**To do:** Return every line from the records below that has the word "people".

**Records from a data source:**
-=-=-
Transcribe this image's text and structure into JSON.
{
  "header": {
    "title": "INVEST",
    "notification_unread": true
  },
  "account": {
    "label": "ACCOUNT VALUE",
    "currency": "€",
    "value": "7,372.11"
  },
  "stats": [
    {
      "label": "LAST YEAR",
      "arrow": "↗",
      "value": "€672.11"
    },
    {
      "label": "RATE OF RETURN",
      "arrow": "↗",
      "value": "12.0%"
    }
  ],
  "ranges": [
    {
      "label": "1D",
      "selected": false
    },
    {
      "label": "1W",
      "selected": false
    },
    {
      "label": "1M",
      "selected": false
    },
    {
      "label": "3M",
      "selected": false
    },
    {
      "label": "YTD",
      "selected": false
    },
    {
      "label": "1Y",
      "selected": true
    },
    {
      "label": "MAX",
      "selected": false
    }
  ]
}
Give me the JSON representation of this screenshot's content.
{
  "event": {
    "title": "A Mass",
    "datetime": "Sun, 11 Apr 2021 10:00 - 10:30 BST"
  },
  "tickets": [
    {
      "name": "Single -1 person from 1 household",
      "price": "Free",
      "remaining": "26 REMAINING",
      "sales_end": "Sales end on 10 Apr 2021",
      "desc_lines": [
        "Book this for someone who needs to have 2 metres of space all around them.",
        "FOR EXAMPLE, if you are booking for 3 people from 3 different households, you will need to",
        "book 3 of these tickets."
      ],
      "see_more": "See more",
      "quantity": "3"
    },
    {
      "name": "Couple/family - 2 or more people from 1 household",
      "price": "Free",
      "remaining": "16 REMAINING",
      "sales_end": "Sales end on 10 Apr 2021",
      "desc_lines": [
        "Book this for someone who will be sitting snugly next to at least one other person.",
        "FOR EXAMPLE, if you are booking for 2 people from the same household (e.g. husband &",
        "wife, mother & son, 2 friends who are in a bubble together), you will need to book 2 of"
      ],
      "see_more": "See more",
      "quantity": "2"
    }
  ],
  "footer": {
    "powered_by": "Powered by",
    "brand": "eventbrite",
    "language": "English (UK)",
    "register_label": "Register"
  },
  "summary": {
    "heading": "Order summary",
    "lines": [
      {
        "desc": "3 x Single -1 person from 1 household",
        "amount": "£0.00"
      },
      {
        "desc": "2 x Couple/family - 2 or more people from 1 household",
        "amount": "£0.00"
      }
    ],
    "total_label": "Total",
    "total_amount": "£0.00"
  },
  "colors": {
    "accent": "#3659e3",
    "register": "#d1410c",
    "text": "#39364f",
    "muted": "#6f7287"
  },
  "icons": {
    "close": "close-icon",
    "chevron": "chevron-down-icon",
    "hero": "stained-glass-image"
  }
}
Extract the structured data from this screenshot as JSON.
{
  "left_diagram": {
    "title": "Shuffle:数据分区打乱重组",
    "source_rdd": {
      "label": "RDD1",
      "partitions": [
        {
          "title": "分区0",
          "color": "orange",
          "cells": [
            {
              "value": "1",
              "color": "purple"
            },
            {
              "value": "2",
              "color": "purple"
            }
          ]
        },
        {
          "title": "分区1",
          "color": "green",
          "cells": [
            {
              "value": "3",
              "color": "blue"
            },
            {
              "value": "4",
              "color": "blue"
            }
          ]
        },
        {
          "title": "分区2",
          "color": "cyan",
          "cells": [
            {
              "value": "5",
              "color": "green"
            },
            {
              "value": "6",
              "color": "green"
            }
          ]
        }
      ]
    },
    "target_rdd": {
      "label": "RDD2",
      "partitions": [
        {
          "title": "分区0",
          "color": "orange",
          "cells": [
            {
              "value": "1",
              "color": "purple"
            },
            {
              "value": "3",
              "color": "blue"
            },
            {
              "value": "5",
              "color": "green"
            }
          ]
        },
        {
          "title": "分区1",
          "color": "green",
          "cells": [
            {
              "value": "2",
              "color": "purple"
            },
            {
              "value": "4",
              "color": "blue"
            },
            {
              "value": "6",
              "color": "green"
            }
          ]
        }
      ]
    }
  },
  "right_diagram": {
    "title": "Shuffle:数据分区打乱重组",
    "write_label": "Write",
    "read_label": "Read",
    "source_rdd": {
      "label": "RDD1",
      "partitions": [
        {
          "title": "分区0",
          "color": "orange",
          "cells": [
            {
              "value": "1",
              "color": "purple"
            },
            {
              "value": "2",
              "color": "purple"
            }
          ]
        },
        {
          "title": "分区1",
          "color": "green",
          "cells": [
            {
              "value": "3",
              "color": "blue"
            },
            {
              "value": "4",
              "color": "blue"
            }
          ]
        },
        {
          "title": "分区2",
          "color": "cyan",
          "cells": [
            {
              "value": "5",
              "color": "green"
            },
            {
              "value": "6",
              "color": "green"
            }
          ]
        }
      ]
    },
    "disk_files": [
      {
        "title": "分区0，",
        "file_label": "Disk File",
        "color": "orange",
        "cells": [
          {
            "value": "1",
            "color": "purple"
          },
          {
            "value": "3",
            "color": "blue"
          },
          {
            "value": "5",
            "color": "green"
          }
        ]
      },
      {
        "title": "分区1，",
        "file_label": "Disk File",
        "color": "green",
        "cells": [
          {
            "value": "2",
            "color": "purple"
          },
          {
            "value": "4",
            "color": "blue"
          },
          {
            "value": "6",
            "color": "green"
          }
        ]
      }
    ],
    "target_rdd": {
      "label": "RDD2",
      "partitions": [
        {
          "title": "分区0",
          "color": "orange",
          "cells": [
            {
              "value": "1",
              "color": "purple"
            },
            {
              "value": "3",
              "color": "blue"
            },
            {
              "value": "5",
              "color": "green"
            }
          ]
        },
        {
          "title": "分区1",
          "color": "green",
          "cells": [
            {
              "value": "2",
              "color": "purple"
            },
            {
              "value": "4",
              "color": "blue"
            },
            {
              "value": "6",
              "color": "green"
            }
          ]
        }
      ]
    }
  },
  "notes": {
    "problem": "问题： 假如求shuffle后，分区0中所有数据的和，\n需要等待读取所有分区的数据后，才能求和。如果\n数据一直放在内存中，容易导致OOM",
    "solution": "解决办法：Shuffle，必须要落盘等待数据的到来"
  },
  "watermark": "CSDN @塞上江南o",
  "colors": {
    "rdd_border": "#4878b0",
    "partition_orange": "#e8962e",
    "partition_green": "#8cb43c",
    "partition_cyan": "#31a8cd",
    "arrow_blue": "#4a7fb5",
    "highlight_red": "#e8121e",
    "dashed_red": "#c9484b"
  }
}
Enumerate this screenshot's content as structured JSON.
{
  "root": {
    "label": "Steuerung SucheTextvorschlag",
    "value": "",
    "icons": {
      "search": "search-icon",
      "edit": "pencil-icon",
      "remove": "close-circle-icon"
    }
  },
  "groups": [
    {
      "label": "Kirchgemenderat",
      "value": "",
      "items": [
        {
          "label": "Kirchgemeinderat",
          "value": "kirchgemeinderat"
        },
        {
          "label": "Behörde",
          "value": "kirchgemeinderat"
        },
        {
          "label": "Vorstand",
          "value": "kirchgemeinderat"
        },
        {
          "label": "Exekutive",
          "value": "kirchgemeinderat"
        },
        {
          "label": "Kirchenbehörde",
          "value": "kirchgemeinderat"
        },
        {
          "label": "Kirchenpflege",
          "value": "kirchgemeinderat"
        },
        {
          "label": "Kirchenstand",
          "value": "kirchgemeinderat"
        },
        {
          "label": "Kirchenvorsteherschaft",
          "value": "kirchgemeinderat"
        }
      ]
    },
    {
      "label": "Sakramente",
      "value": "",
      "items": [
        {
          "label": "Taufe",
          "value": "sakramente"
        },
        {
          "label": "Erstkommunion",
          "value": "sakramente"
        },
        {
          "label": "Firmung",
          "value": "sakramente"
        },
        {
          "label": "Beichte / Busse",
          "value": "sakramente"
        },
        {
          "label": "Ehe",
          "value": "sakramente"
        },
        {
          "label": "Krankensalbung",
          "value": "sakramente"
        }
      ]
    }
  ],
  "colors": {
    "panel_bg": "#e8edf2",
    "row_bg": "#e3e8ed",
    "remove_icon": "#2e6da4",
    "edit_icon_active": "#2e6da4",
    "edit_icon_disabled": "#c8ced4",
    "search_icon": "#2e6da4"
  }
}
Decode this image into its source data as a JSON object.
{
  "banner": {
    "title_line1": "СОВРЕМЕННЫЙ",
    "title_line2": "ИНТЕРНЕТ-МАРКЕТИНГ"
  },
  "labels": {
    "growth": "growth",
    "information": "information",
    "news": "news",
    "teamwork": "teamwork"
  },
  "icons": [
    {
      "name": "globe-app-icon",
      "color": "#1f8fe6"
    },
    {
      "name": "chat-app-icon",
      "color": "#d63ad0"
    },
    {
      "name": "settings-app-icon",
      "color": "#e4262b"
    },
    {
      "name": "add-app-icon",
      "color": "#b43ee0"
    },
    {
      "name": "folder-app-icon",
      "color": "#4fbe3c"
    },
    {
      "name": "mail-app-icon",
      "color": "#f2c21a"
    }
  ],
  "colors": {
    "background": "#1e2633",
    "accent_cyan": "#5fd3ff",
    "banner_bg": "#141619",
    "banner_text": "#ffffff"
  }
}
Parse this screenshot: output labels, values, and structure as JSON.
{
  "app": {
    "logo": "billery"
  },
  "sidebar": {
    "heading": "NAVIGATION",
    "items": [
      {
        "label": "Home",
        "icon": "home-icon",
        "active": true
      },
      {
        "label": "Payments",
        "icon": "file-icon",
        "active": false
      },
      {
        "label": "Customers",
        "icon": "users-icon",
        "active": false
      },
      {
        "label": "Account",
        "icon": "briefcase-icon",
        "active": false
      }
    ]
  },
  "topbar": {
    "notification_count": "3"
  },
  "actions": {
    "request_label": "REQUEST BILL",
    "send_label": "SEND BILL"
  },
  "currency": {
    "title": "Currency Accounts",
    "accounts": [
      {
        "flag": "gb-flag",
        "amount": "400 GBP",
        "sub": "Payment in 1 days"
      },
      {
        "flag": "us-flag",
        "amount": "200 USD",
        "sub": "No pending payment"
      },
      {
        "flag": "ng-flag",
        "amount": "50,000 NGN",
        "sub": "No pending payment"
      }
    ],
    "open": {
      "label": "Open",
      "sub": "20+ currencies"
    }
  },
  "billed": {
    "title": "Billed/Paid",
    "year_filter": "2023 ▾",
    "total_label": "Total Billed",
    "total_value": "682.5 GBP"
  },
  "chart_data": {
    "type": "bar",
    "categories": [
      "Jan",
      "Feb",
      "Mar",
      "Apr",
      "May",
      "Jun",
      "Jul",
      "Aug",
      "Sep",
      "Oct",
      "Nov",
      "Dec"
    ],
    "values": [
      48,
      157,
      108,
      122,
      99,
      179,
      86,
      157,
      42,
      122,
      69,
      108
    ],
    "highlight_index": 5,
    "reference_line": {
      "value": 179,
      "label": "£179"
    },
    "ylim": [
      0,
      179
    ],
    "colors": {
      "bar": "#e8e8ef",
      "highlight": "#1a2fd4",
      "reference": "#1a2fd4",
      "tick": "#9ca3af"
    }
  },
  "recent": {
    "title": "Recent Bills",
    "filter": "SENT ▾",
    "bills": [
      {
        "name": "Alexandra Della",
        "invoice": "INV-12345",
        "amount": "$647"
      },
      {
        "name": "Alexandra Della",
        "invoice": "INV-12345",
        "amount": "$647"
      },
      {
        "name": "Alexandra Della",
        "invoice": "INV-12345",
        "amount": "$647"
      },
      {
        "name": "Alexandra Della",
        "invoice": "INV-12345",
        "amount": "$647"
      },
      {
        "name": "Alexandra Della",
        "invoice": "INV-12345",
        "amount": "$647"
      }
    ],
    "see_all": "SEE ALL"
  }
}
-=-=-
**Reply:**
        "FOR EXAMPLE, if you are booking for 3 people from 3 different households, you will need to",
      "name": "Couple/family - 2 or more people from 1 household",
        "FOR EXAMPLE, if you are booking for 2 people from the same household (e.g. husband &",
        "desc": "2 x Couple/family - 2 or more people from 1 household",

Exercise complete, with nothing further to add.